## Work required:
If a line in the records below contains the word "screenshot", return that line.
== Extracted records ==
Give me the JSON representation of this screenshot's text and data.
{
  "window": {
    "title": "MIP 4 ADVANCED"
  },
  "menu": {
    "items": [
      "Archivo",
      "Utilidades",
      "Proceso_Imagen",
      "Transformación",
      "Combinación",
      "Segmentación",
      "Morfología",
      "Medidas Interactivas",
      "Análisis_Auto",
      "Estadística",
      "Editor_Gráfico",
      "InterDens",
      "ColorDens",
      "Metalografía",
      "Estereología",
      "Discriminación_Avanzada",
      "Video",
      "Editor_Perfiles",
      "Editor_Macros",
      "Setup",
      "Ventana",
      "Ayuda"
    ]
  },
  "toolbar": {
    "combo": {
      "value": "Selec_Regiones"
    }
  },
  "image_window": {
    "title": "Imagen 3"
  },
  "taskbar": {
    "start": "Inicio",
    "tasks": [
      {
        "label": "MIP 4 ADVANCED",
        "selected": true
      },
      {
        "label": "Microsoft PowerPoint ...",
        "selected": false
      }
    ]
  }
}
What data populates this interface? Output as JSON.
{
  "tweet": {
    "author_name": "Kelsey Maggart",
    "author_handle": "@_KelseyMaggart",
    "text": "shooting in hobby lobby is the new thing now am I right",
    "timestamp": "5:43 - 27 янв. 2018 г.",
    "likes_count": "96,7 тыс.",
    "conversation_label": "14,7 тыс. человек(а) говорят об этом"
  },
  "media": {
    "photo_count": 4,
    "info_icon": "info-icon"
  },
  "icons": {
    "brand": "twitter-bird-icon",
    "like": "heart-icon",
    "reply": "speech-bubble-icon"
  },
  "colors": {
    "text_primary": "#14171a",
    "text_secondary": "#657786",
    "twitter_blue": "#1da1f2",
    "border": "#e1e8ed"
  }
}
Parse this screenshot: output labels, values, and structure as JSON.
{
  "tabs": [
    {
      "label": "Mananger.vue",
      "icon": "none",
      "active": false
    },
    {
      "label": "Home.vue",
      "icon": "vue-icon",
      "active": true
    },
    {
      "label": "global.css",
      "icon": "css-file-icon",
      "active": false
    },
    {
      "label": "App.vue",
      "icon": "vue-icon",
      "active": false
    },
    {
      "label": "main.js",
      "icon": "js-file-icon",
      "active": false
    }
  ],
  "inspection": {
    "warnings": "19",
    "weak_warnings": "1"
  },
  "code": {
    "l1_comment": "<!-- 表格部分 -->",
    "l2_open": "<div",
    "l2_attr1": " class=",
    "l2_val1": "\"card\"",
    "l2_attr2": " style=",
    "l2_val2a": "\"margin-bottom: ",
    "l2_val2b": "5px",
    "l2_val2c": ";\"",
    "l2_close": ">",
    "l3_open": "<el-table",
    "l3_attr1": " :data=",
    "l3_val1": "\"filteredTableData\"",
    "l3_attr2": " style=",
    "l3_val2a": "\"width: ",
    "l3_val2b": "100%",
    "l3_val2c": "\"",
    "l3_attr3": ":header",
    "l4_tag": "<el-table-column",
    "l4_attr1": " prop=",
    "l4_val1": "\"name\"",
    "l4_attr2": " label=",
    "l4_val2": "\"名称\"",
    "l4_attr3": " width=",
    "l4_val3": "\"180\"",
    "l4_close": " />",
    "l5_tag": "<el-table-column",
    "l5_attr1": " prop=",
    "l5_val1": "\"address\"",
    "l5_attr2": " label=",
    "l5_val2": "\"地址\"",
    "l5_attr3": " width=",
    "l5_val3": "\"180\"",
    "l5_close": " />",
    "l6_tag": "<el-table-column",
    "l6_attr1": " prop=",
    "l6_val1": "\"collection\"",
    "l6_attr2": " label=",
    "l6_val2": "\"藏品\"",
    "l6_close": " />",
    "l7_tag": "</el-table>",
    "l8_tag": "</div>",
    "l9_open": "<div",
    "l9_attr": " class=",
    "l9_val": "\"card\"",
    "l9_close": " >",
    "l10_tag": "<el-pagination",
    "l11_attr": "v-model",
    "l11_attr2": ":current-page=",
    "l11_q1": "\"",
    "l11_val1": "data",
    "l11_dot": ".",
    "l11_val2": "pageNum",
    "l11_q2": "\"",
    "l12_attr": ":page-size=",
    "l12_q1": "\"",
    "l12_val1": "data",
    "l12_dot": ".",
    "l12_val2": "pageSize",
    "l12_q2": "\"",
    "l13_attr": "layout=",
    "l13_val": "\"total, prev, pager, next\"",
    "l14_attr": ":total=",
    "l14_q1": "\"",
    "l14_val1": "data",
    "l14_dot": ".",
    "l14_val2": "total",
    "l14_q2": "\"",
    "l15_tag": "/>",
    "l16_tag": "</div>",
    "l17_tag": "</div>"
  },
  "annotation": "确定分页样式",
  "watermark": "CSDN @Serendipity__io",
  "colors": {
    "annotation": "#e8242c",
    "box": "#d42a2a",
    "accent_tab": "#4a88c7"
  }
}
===
## Answer to the exercise:
Give me the JSON representation of this screenshot's text and data.
Parse this screenshot: output labels, values, and structure as JSON.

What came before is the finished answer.